This one I grabbed from Gourmet Magazine. The first batch turned out slightly deflated, so I increase the amount of baking soda and baking powder in the dough for the second batch. And magic. There was none left to photograph. You’ll have to be satisfied with the photos of the “deflated” ones.
The garam masala adds a very earthy tone to the otherwise vanilla-flavored donuts. But too much of it may bitter out and turn too strong. Use with caution and discard if you prefer using just cinnamon and nutmeg.
Recipe adapted (and tweaked) from Gourmet magazine
2-1/2 cupsall-purpose flour plus additional for dusting
2 teaspoonsbaking powder
2 teaspoonsbaking soda
1 teaspoongaram masala (if garam masala’s too strong for your taste, use a teaspoon of cinnamon and a pinch of nutmeg)
6 tablespoons yogurt
2 tablespoons unsalted butter, melted and cooled slightly
1 teaspoon of vanilla extract
1 large egg
2 cups vegetable oil, to deep-fry (I used groundnut)
Cream the butter with sugar till soft and fluffy. Add the egg and beat in well. Stir in the vanilla extract.
Sift the flour, baking powder, baking soda, salt, garam masala (or cinnamon and nutmeg) together.
Add the flour mixture and yogurt alternatively, into the butter-sugar mixture to form the dough. A sticky, but workable dough.
Take the dough out on a well-floured work surface and knead it till it just comes together. Roll it out to a 1/3 inch thickness.
Cut the donut shapes out with either a donut cutter or just a sharp-edged bowl and a bottlecap.
Heat the oil in a deep-bottomed pan or skillet till it reaches a temperature of 375 degree F.
Fry the donuts in batches of 6 or 7, flipping them once, till golden brown. The first side takes about a minute and the second about 30-45 seconds. Be careful to maintain the temperature. Too hot and the donuts will come out well-browned!
Take them out and drain the excess oil.
Dredge them through icing sugar or add any glaze/icing of your choice. Chocolate, coffee-glaze, jam works well.
The doughnuts (unglazed/un-dredged) can be reheated on a baking sheet in a preheated 250°F oven 10 to 15 minutes.
The coffee glaze was a no-brainer really.
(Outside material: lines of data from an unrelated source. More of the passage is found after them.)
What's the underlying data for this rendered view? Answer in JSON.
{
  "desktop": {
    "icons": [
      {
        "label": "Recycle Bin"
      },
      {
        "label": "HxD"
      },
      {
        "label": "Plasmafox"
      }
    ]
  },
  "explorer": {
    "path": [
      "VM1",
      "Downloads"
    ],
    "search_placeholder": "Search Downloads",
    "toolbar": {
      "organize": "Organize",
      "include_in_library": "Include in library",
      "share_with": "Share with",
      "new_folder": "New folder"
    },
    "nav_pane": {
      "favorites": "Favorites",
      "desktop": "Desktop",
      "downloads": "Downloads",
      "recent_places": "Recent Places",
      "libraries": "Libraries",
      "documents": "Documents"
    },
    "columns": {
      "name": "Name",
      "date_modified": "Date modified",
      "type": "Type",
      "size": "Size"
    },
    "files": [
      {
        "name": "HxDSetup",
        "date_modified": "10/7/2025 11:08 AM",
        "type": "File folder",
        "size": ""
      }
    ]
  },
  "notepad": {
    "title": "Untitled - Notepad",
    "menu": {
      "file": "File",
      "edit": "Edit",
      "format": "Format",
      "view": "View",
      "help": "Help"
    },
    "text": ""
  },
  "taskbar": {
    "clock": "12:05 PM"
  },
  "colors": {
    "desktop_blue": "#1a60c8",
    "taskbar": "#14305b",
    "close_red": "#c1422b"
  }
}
Just a 30 ml espresso shot stirred well into 200 ml of sweetened condensed milk.